A few weeks after the election, with a head full of dread and images and passages and a slew of untethered semiotics, I repeatedly conjured the image of Maya Deren’s sandaled feet in “Meshes of the Afternoon.” Of being a woman in the world. Of embodying a space of madness and of masculinity. Upon re-watching the film, I realized how much I didn’t fully remember — the duplication of women-as-same, the threat of these same-women to each other, the threat of man, the man-as-mirror-for-self; I had, however, internalized in my overall sense of it a tether to my nagging thoughts about women who look like me, are white like me, in the days after the election. This horrifying betrayal of the mirror-self that I knew was there all along. I’ve read about it, I’ve seen it, I’ve absorbed it into my subconscious through feminist theory and Shakespeare and Mulholland Drive. And yet the data told me that what I knew to be true — what was as much as part of me as my own breath — was not true, and I believed the data. I have learned my lesson: always believe the art. The data are lies piled into simulated sculptures — beautiful in their own way, and capable of stunning parlor tricks and sleight of hand, but not capable of real truth. And that’s because they are absent of humanity, and we, at this moment, profoundly require humanity.
We are gearing up for a historical moment during which we will redefine what it means to fight. But I also suspect that we are likely to spend a heaping shitpile of time determining what it means to be and to be human. For my part, I feel like I’m exploding with stories. And they are deeply personal. And I have to take care not to burden my people with detailed imagined narratives of their own lives — the wormholes through which I travel to re-organize and make sense of my own very small pocket of this world, to organize their lives into endings that feel right and just and good. And yet, thanks to some dark twisting within me, I cannot write. Not anything coherent. I am only a storyteller within my flailing mind — the page has remained empty. And I think this is where this year, this moment, all this death (of people I knew personally, of people I only admired, of — not hyperbolically — the American experiment…which has been limping towards its own slaughter for quite some time) has delivered us: we are “unstuck in time,” “growing grim about the mouth,” “turning in the widening gyre.” We must continue to create, to work through our madness in ways that put order to it. But we must also return to those existing stories that show us the way beyond this moment.
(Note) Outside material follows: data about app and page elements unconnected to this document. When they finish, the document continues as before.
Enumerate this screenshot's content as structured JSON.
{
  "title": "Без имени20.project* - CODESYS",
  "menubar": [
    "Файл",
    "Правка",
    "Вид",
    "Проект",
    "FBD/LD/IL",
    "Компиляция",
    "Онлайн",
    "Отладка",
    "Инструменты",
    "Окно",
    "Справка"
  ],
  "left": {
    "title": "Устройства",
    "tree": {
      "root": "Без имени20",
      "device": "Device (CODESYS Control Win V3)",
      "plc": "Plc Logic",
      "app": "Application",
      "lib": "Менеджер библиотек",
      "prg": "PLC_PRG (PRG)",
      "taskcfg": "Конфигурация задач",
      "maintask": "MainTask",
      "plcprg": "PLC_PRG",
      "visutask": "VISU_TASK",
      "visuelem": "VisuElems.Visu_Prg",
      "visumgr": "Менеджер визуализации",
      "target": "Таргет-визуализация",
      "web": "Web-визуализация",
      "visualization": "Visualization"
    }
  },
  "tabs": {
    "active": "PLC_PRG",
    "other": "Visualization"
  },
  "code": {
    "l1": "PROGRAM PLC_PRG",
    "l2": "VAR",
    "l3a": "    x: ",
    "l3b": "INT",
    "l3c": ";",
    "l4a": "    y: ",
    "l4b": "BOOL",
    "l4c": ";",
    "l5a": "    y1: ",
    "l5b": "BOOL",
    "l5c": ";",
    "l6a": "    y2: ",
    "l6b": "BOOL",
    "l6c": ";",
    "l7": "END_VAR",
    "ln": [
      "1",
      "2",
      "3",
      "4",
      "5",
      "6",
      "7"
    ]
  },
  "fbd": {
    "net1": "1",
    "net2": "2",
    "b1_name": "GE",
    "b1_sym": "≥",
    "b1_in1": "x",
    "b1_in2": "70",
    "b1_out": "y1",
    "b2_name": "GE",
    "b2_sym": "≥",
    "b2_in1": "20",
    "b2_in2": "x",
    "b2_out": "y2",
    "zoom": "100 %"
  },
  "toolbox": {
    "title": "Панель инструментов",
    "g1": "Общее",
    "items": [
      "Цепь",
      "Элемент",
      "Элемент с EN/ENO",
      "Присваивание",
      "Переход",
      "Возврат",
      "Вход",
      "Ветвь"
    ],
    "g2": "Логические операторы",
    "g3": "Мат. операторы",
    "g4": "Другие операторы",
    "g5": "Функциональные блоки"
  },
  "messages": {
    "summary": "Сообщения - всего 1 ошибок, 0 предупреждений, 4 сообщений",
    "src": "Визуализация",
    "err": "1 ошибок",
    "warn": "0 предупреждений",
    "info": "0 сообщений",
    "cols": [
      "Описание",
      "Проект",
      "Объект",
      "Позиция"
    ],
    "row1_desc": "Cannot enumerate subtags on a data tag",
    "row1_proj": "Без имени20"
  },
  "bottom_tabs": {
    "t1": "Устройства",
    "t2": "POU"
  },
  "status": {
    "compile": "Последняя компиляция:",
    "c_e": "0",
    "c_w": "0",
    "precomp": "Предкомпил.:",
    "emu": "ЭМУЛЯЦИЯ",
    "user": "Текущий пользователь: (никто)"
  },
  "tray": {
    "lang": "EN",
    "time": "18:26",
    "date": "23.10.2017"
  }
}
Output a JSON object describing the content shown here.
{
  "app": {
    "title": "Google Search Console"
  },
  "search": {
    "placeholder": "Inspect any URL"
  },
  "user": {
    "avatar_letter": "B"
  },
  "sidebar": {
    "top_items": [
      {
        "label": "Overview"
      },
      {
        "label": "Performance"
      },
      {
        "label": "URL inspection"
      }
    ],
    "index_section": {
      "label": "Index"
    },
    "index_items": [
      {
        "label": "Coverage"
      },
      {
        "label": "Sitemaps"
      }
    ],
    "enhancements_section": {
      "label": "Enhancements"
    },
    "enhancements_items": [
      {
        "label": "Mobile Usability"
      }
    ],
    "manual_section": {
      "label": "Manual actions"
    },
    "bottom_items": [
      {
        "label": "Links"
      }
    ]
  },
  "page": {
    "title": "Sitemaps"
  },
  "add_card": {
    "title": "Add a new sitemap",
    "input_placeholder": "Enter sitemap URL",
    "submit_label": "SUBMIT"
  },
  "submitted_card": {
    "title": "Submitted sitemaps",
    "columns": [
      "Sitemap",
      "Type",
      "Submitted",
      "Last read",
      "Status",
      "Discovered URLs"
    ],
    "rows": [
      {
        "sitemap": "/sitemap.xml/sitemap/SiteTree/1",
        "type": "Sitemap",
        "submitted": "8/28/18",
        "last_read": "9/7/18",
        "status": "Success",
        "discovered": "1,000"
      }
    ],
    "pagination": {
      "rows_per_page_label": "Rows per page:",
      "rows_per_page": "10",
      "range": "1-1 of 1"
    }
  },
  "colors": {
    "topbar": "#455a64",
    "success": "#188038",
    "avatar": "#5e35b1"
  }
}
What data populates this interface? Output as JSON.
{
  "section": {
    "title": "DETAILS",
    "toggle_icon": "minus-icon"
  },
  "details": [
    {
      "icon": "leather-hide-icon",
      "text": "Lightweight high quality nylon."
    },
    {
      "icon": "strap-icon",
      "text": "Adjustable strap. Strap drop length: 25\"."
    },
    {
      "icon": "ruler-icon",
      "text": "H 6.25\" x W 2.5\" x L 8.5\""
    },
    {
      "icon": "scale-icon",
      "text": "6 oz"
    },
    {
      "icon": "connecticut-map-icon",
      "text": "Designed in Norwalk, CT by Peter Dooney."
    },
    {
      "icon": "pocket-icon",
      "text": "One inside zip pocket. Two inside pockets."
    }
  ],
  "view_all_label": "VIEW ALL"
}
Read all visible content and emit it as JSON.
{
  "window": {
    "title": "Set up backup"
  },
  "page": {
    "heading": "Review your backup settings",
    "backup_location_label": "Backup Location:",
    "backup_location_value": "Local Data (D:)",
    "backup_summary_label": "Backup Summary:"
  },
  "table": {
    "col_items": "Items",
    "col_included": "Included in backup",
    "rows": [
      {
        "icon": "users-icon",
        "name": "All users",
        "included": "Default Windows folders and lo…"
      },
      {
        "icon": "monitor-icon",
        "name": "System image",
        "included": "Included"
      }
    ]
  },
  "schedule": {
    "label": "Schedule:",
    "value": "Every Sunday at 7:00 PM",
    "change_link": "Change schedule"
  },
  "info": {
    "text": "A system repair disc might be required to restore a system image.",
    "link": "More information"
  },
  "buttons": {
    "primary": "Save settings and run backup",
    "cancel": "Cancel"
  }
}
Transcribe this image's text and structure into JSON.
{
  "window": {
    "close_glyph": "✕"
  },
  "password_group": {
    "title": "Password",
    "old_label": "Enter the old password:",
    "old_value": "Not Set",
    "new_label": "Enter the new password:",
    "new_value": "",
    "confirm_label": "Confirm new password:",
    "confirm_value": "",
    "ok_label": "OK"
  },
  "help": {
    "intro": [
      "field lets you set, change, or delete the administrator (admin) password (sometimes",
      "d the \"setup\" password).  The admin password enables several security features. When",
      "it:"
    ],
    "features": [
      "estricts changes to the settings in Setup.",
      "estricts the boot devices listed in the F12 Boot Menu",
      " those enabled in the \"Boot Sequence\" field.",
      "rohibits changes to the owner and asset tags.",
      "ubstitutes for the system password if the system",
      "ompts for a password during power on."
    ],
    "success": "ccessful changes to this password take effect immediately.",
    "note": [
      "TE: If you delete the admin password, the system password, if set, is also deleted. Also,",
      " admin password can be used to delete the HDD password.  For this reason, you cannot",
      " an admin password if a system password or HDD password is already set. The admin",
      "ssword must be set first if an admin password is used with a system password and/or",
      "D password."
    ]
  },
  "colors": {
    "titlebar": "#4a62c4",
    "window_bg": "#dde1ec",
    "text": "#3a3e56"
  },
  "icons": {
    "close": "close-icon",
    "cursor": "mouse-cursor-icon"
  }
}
This unloading is my somewhat unbounded effort at trying to bend the page to my will. I’m also rededicating myself to the study of those things that are deeply meaningful to me. It’s not healthy nor helpful to give in fully to the physical, base urges that seek a structure for their wrecking ball. So I’m attempting to settle in with the sublime. And in this world of literature and art and film and wit and music, I hope to quiet and order the stories in my mind, to find a little peace, and, probably of most value, to sharpen my weapons.